TASK STATEMENT
From start to end, write out the following data exactly, apart from its images.

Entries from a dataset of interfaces
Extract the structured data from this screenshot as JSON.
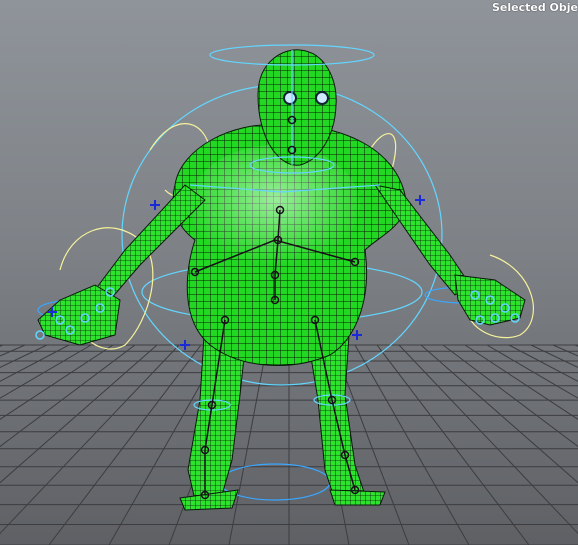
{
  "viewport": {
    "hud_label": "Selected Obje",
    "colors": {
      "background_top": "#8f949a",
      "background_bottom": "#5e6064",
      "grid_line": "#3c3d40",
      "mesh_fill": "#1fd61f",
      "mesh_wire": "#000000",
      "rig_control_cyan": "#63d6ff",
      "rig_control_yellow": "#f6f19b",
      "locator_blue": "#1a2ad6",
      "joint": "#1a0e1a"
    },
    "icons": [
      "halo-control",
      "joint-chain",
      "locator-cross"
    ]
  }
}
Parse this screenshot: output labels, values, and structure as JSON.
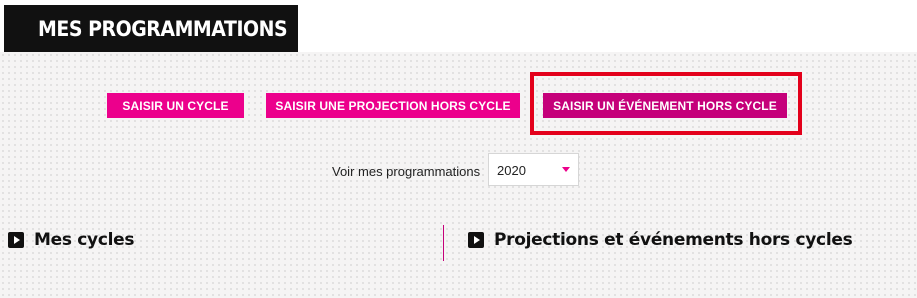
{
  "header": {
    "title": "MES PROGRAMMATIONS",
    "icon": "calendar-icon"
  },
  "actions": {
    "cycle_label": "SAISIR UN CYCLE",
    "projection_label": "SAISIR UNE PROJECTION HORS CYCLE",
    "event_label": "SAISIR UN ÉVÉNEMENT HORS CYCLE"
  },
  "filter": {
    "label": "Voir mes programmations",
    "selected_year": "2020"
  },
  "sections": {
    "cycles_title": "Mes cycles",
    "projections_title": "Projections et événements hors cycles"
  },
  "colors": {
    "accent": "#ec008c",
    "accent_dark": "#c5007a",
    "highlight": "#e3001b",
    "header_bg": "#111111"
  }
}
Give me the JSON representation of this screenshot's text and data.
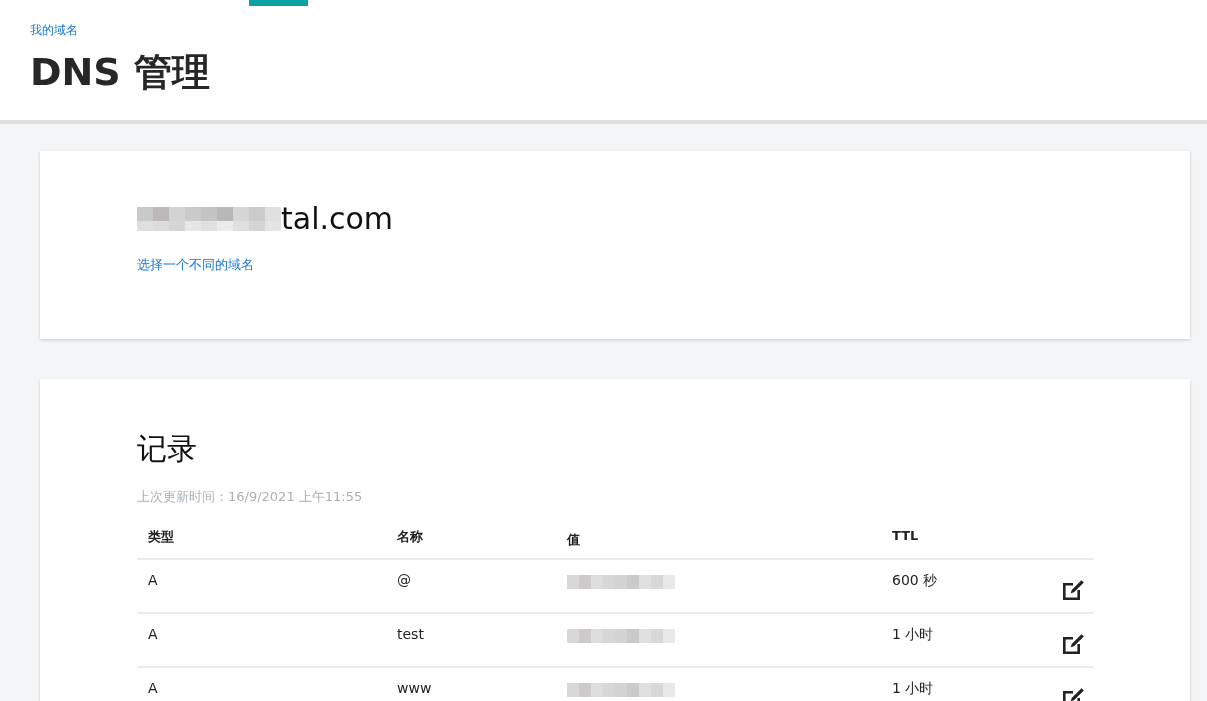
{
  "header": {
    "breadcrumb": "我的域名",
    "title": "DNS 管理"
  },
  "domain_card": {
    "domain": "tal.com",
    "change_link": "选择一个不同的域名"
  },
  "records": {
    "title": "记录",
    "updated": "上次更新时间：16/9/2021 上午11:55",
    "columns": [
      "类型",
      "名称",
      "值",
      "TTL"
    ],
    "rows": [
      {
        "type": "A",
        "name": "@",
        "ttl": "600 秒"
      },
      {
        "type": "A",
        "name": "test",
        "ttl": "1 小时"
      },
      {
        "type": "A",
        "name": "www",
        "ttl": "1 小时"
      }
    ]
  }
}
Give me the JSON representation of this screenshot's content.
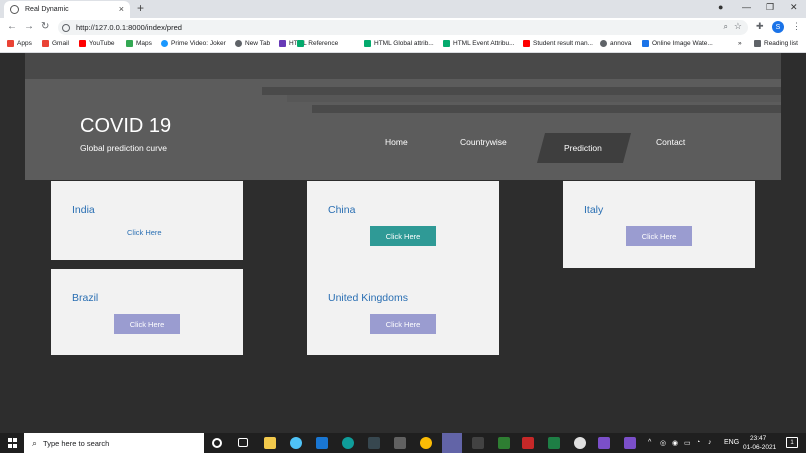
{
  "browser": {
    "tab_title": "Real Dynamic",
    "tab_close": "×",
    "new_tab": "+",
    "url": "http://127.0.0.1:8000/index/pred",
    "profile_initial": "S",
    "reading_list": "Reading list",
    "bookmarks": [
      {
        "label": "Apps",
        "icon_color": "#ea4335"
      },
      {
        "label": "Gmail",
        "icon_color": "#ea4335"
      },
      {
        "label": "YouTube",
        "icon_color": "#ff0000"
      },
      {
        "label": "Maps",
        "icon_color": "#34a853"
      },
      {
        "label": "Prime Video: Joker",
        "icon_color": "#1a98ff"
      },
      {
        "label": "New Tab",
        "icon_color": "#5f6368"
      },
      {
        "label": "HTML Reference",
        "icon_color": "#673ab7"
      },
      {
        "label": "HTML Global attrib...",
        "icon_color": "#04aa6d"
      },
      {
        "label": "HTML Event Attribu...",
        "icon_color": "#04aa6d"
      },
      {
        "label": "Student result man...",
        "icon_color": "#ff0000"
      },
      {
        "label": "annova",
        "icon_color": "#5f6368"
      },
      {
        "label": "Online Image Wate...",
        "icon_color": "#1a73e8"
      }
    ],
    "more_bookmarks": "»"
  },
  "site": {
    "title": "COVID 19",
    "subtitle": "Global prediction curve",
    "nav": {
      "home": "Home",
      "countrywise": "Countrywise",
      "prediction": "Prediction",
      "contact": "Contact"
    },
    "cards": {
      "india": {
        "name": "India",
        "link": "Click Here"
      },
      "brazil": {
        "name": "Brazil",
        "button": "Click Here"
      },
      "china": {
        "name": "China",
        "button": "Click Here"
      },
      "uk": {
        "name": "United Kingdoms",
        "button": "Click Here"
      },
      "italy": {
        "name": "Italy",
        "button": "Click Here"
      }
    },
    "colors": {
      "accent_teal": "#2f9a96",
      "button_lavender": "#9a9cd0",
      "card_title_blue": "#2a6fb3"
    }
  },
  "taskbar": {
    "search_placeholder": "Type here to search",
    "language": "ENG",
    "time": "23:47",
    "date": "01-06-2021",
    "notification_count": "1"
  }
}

REPLY
Extract the structured data from this screenshot as JSON.
{
  "viewport": {
    "hud_label": "Selected Obje",
    "colors": {
      "background_top": "#8f949a",
      "background_bottom": "#5e6064",
      "grid_line": "#3c3d40",
      "mesh_fill": "#1fd61f",
      "mesh_wire": "#000000",
      "rig_control_cyan": "#63d6ff",
      "rig_control_yellow": "#f6f19b",
      "locator_blue": "#1a2ad6",
      "joint": "#1a0e1a"
    },
    "icons": [
      "halo-control",
      "joint-chain",
      "locator-cross"
    ]
  }
}
Parse this screenshot: output labels, values, and structure as JSON.
{
  "header": {
    "title": "MES PROGRAMMATIONS",
    "icon": "calendar-icon"
  },
  "actions": {
    "cycle_label": "SAISIR UN CYCLE",
    "projection_label": "SAISIR UNE PROJECTION HORS CYCLE",
    "event_label": "SAISIR UN ÉVÉNEMENT HORS CYCLE"
  },
  "filter": {
    "label": "Voir mes programmations",
    "selected_year": "2020"
  },
  "sections": {
    "cycles_title": "Mes cycles",
    "projections_title": "Projections et événements hors cycles"
  },
  "colors": {
    "accent": "#ec008c",
    "accent_dark": "#c5007a",
    "highlight": "#e3001b",
    "header_bg": "#111111"
  }
}
Give me the JSON representation of this screenshot's text and data.
{
  "header": {
    "breadcrumb": "我的域名",
    "title": "DNS 管理"
  },
  "domain_card": {
    "domain": "tal.com",
    "change_link": "选择一个不同的域名"
  },
  "records": {
    "title": "记录",
    "updated": "上次更新时间：16/9/2021 上午11:55",
    "columns": [
      "类型",
      "名称",
      "值",
      "TTL"
    ],
    "rows": [
      {
        "type": "A",
        "name": "@",
        "ttl": "600 秒"
      },
      {
        "type": "A",
        "name": "test",
        "ttl": "1 小时"
      },
      {
        "type": "A",
        "name": "www",
        "ttl": "1 小时"
      }
    ]
  }
}
Give me the JSON representation of this screenshot's content.
{
  "browser": {
    "tab_title": "Real Dynamic",
    "tab_close": "×",
    "new_tab": "+",
    "url": "http://127.0.0.1:8000/index/pred",
    "profile_initial": "S",
    "reading_list": "Reading list",
    "bookmarks": [
      {
        "label": "Apps",
        "icon_color": "#ea4335"
      },
      {
        "label": "Gmail",
        "icon_color": "#ea4335"
      },
      {
        "label": "YouTube",
        "icon_color": "#ff0000"
      },
      {
        "label": "Maps",
        "icon_color": "#34a853"
      },
      {
        "label": "Prime Video: Joker",
        "icon_color": "#1a98ff"
      },
      {
        "label": "New Tab",
        "icon_color": "#5f6368"
      },
      {
        "label": "HTML Reference",
        "icon_color": "#673ab7"
      },
      {
        "label": "HTML Global attrib...",
        "icon_color": "#04aa6d"
      },
      {
        "label": "HTML Event Attribu...",
        "icon_color": "#04aa6d"
      },
      {
        "label": "Student result man...",
        "icon_color": "#ff0000"
      },
      {
        "label": "annova",
        "icon_color": "#5f6368"
      },
      {
        "label": "Online Image Wate...",
        "icon_color": "#1a73e8"
      }
    ],
    "more_bookmarks": "»"
  },
  "site": {
    "title": "COVID 19",
    "subtitle": "Global prediction curve",
    "nav": {
      "home": "Home",
      "countrywise": "Countrywise",
      "prediction": "Prediction",
      "contact": "Contact"
    },
    "cards": {
      "india": {
        "name": "India",
        "link": "Click Here"
      },
      "brazil": {
        "name": "Brazil",
        "button": "Click Here"
      },
      "china": {
        "name": "China",
        "button": "Click Here"
      },
      "uk": {
        "name": "United Kingdoms",
        "button": "Click Here"
      },
      "italy": {
        "name": "Italy",
        "button": "Click Here"
      }
    },
    "colors": {
      "accent_teal": "#2f9a96",
      "button_lavender": "#9a9cd0",
      "card_title_blue": "#2a6fb3"
    }
  },
  "taskbar": {
    "search_placeholder": "Type here to search",
    "language": "ENG",
    "time": "23:47",
    "date": "01-06-2021",
    "notification_count": "1"
  }
}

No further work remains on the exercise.